Bloomberg and Bernie Fight Over Which Communist Dictatorship Is the Least Evil
But Sanders is also right that America has made some terrible foreign policy mistakes in the past.
Democratic presidential hopefuls Mike Bloomberg and Bernie Sanders clashed Tuesday night over which authoritarian communist regimes are worth praising. Both fumbled what should have been straight-forward responses.
Bloomberg, the former mayor of New York City, was asked about his past praise of Chinese President Xi Jinping. In a 2019 interview, Bloomberg said, "Xi Jinping is not a dictator; he has to satisfy his constituents or he's not going to survive." Given a second chance, Bloomberg did find the courage to criticize China's lack of press freedoms and what he called an "abominable" record on human rights—but then he pivoted, weirdly, to argue that Xi is not a dictator because he "serves at the behest of the Politburo" of the Communist Party of China, the 25-member political committee that runs the country.

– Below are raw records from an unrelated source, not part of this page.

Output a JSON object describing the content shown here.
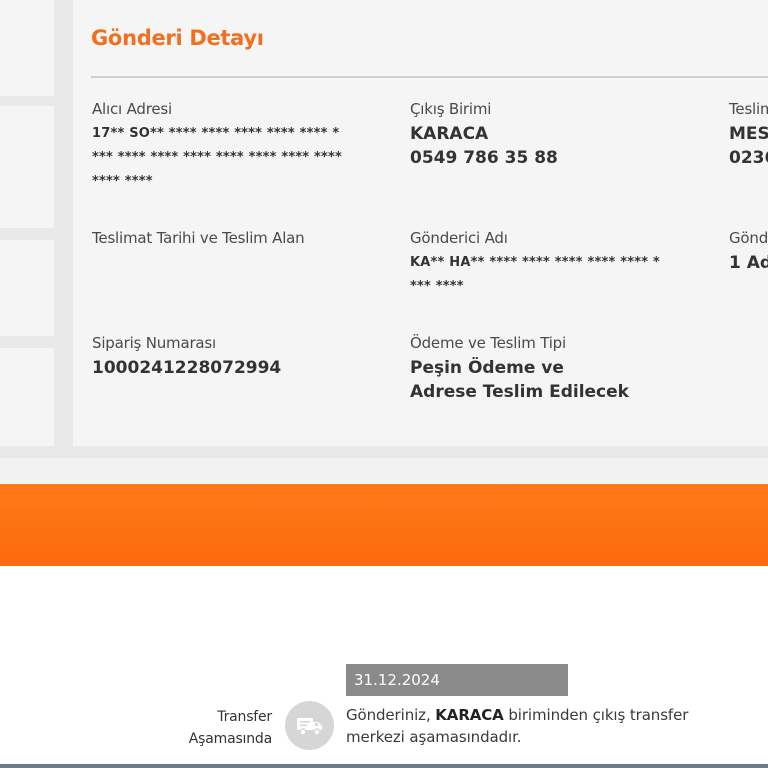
{
  "detail": {
    "title": "Gönderi Detayı",
    "fields": {
      "recipient_address": {
        "label": "Alıcı Adresi",
        "line1": "17** SO** **** **** **** **** **** *",
        "line2": "*** **** **** **** **** **** **** ****",
        "line3": "**** ****"
      },
      "exit_unit": {
        "label": "Çıkış Birimi",
        "line1": "KARACA",
        "line2": "0549 786 35 88"
      },
      "delivery_unit": {
        "label": "Teslim",
        "line1": "MES",
        "line2": "0236"
      },
      "delivery_date": {
        "label": "Teslimat Tarihi ve Teslim Alan"
      },
      "sender_name": {
        "label": "Gönderici Adı",
        "line1": "KA** HA** **** **** **** **** **** *",
        "line2": "*** ****"
      },
      "sender_count": {
        "label": "Gönd",
        "line1": "1 Ad"
      },
      "order_number": {
        "label": "Sipariş Numarası",
        "value": "1000241228072994"
      },
      "payment_type": {
        "label": "Ödeme ve Teslim Tipi",
        "line1": "Peşin Ödeme ve",
        "line2": "Adrese Teslim Edilecek"
      }
    }
  },
  "timeline": {
    "step": {
      "label_line1": "Transfer",
      "label_line2": "Aşamasında",
      "icon": "delivery-truck-icon",
      "date": "31.12.2024",
      "desc_prefix": "Gönderiniz, ",
      "desc_unit": "KARACA",
      "desc_suffix": " biriminden çıkış transfer merkezi aşamasındadır."
    }
  },
  "colors": {
    "accent": "#f36f20",
    "banner": "#fb6a0c",
    "date_badge": "#8a8a8a",
    "icon_circle": "#d6d6d6"
  }
}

That is hardly the same thing as being democratically accountable, of course. It is roughly equivalent to arguing that National Football League Commissioner Roger Goodell is accountable to the American people because he is elected to his post by the owners of the league's 32 teams.
Sanders pounced on the mistake. "The Chinese government is responsive to the politburo, but who the hell is the politburo?" he asked. Yes, that's a self-described socialist criticizing a government run by a politburo—a thing that is a feature almost exclusively of socialist governments.
But Sanders quickly stumbled over a chance to correct his own record of praising authoritarian regimes. His past praise of longtime Cuban dictator Fidel Castor and his own literal honeymoon in the Soviet Union figure to be fodder for negative ads if he wins the Democratic nomination, and Sanders only made that situation worse for himself on Tuesday by arguing that "when dictatorships, whether it is the Chinese or the Cubans, do something good, you acknowledge that."
In praising authoritarian foreign governments that refuse to recognize basic human freedoms, both Bloomberg and Sanders have something in common with the man they ultimately hope to unseat from the presidency. President Donald Trump has repeatedly expressed his admiration for Russian President Vladimir Putin, said he "loves" Xi, cheered Turkish authoritarian thug Recep Tayyip Erdoğan as "a hell of a leader," commended Philippines President Rodrigo Duterte for the extrajudicial murder of drug offenders, and just this week partied with nationalist Indian Prime Minister Narendra Modi.
It should be fairly easy to answer these questions, especially for the Democrats who are trying to defeat Trump. Don't praise dictators. It's literally that easy.
Sanders' insistence on finding a silver lining in Castro's bloody reign over Cuba reads as especially churlish considering he insisted tonight that America has not fully owned its history of propping up dictators around the world. "Occasionally, it might be a good idea to be honest about American foreign policy," he said, mentioning American-backed coups in Iran and Guatemala during the Cold War. That is a very good idea.
If Sanders can't find a silver lining in U.S.-backed coups, fair enough. But he should stop proclaiming the upsides of a dictatorship with so many victims that the world's foremost experts cannot count them all.